Years ago ACI pressed its members to achieve 50% of revenues from non-aeronautical sources and some actually achieve better than that. However, for most it is a bridge too far and the 50% figure is now just a "recommendation". Surprisingly, even very large organisations like AENA, still the world's biggest by passenger numbers, find it hard to match that target. The statistics for 2014 on which AENA was privatised in 2015 indicated non-aero revenue share down in the low 30% range, so almost 40% as an average across all airport sizes in 2017 is quite a leap.

The Airport KPIs show global aeronautical revenues per passenger of USD9.95; non-aeronautical revenues per passenger of USD7.08; total costs to the airport per passenger of USD13.69; and industry return on invested capital (ROIC) of 7.4%.

At a global level, total cost to the airport per passenger exceeded global aeronautical revenues per passenger and illustrates the importance of non-aeronautical revenues for airports' financial sustainability. Overall, global airport revenue has grown in tandem with passenger traffic, by 6.2%, but lagging the 7.5% growth in passenger traffic, to reach USD172.2 billion. The airport industry ROIC of 7.4% is lower than for the airline industry for the same year (2017: 9.0%).

ACI World also states that "The airport capacity crunch is no longer a figure of speech. The question of financing new infrastructure is becoming the most fundamental one for the industry." That is a moot point. Various The Blue Swan Daily articles and analysis on the CAPA - Centre for Aviation website suggest that capacity enhancements remain at a high level, supported by the growing propensity towards public-private-partnerships to deliver new terminals and associated infrastructure.

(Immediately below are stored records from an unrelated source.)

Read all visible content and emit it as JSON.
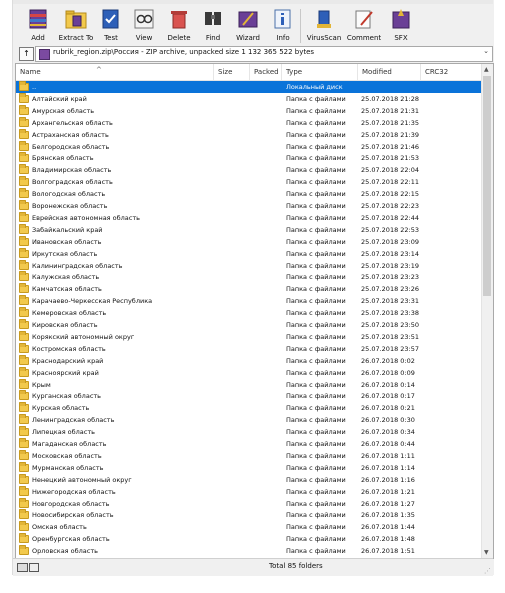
{
  "toolbar": {
    "buttons": [
      {
        "label": "Add",
        "icon": "add-icon"
      },
      {
        "label": "Extract To",
        "icon": "extract-icon"
      },
      {
        "label": "Test",
        "icon": "test-icon"
      },
      {
        "label": "View",
        "icon": "view-icon"
      },
      {
        "label": "Delete",
        "icon": "delete-icon"
      },
      {
        "label": "Find",
        "icon": "find-icon"
      },
      {
        "label": "Wizard",
        "icon": "wizard-icon"
      },
      {
        "label": "Info",
        "icon": "info-icon"
      },
      {
        "label": "VirusScan",
        "icon": "virusscan-icon"
      },
      {
        "label": "Comment",
        "icon": "comment-icon"
      },
      {
        "label": "SFX",
        "icon": "sfx-icon"
      }
    ]
  },
  "address": {
    "up_label": "↑",
    "path": "rubrik_region.zip\\Россия - ZIP archive, unpacked size 1 132 365 522 bytes",
    "dropdown": "⌄"
  },
  "columns": {
    "name": "Name",
    "size": "Size",
    "packed": "Packed",
    "type": "Type",
    "modified": "Modified",
    "crc": "CRC32"
  },
  "sort_indicator": "^",
  "parent_row": {
    "name": "..",
    "type": "Локальный диск"
  },
  "rows": [
    {
      "name": "Алтайский край",
      "type": "Папка с файлами",
      "modified": "25.07.2018 21:28"
    },
    {
      "name": "Амурская область",
      "type": "Папка с файлами",
      "modified": "25.07.2018 21:31"
    },
    {
      "name": "Архангельская область",
      "type": "Папка с файлами",
      "modified": "25.07.2018 21:35"
    },
    {
      "name": "Астраханская область",
      "type": "Папка с файлами",
      "modified": "25.07.2018 21:39"
    },
    {
      "name": "Белгородская область",
      "type": "Папка с файлами",
      "modified": "25.07.2018 21:46"
    },
    {
      "name": "Брянская область",
      "type": "Папка с файлами",
      "modified": "25.07.2018 21:53"
    },
    {
      "name": "Владимирская область",
      "type": "Папка с файлами",
      "modified": "25.07.2018 22:04"
    },
    {
      "name": "Волгоградская область",
      "type": "Папка с файлами",
      "modified": "25.07.2018 22:11"
    },
    {
      "name": "Вологодская область",
      "type": "Папка с файлами",
      "modified": "25.07.2018 22:15"
    },
    {
      "name": "Воронежская область",
      "type": "Папка с файлами",
      "modified": "25.07.2018 22:23"
    },
    {
      "name": "Еврейская автономная область",
      "type": "Папка с файлами",
      "modified": "25.07.2018 22:44"
    },
    {
      "name": "Забайкальский край",
      "type": "Папка с файлами",
      "modified": "25.07.2018 22:53"
    },
    {
      "name": "Ивановская область",
      "type": "Папка с файлами",
      "modified": "25.07.2018 23:09"
    },
    {
      "name": "Иркутская область",
      "type": "Папка с файлами",
      "modified": "25.07.2018 23:14"
    },
    {
      "name": "Калининградская область",
      "type": "Папка с файлами",
      "modified": "25.07.2018 23:19"
    },
    {
      "name": "Калужская область",
      "type": "Папка с файлами",
      "modified": "25.07.2018 23:23"
    },
    {
      "name": "Камчатская область",
      "type": "Папка с файлами",
      "modified": "25.07.2018 23:26"
    },
    {
      "name": "Карачаево-Черкесская Республика",
      "type": "Папка с файлами",
      "modified": "25.07.2018 23:31"
    },
    {
      "name": "Кемеровская область",
      "type": "Папка с файлами",
      "modified": "25.07.2018 23:38"
    },
    {
      "name": "Кировская область",
      "type": "Папка с файлами",
      "modified": "25.07.2018 23:50"
    },
    {
      "name": "Корякский автономный округ",
      "type": "Папка с файлами",
      "modified": "25.07.2018 23:51"
    },
    {
      "name": "Костромская область",
      "type": "Папка с файлами",
      "modified": "25.07.2018 23:57"
    },
    {
      "name": "Краснодарский край",
      "type": "Папка с файлами",
      "modified": "26.07.2018 0:02"
    },
    {
      "name": "Красноярский край",
      "type": "Папка с файлами",
      "modified": "26.07.2018 0:09"
    },
    {
      "name": "Крым",
      "type": "Папка с файлами",
      "modified": "26.07.2018 0:14"
    },
    {
      "name": "Курганская область",
      "type": "Папка с файлами",
      "modified": "26.07.2018 0:17"
    },
    {
      "name": "Курская область",
      "type": "Папка с файлами",
      "modified": "26.07.2018 0:21"
    },
    {
      "name": "Ленинградская область",
      "type": "Папка с файлами",
      "modified": "26.07.2018 0:30"
    },
    {
      "name": "Липецкая область",
      "type": "Папка с файлами",
      "modified": "26.07.2018 0:34"
    },
    {
      "name": "Магаданская область",
      "type": "Папка с файлами",
      "modified": "26.07.2018 0:44"
    },
    {
      "name": "Московская область",
      "type": "Папка с файлами",
      "modified": "26.07.2018 1:11"
    },
    {
      "name": "Мурманская область",
      "type": "Папка с файлами",
      "modified": "26.07.2018 1:14"
    },
    {
      "name": "Ненецкий автономный округ",
      "type": "Папка с файлами",
      "modified": "26.07.2018 1:16"
    },
    {
      "name": "Нижегородская область",
      "type": "Папка с файлами",
      "modified": "26.07.2018 1:21"
    },
    {
      "name": "Новгородская область",
      "type": "Папка с файлами",
      "modified": "26.07.2018 1:27"
    },
    {
      "name": "Новосибирская область",
      "type": "Папка с файлами",
      "modified": "26.07.2018 1:35"
    },
    {
      "name": "Омская область",
      "type": "Папка с файлами",
      "modified": "26.07.2018 1:44"
    },
    {
      "name": "Оренбургская область",
      "type": "Папка с файлами",
      "modified": "26.07.2018 1:48"
    },
    {
      "name": "Орловская область",
      "type": "Папка с файлами",
      "modified": "26.07.2018 1:51"
    }
  ],
  "status": {
    "text": "Total 85 folders",
    "grip": "⋰"
  },
  "colors": {
    "selection": "#0a73d9",
    "folder": "#f2c94c"
  }
}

The airport body also says that "beyond physical capacity constraints, disproportionate regulatory regimes that hinder flexibility in setting the right level of charges represent an additional impediment to airport development and investment in infrastructure." The Blue Swan Daily has no argument with that assertion.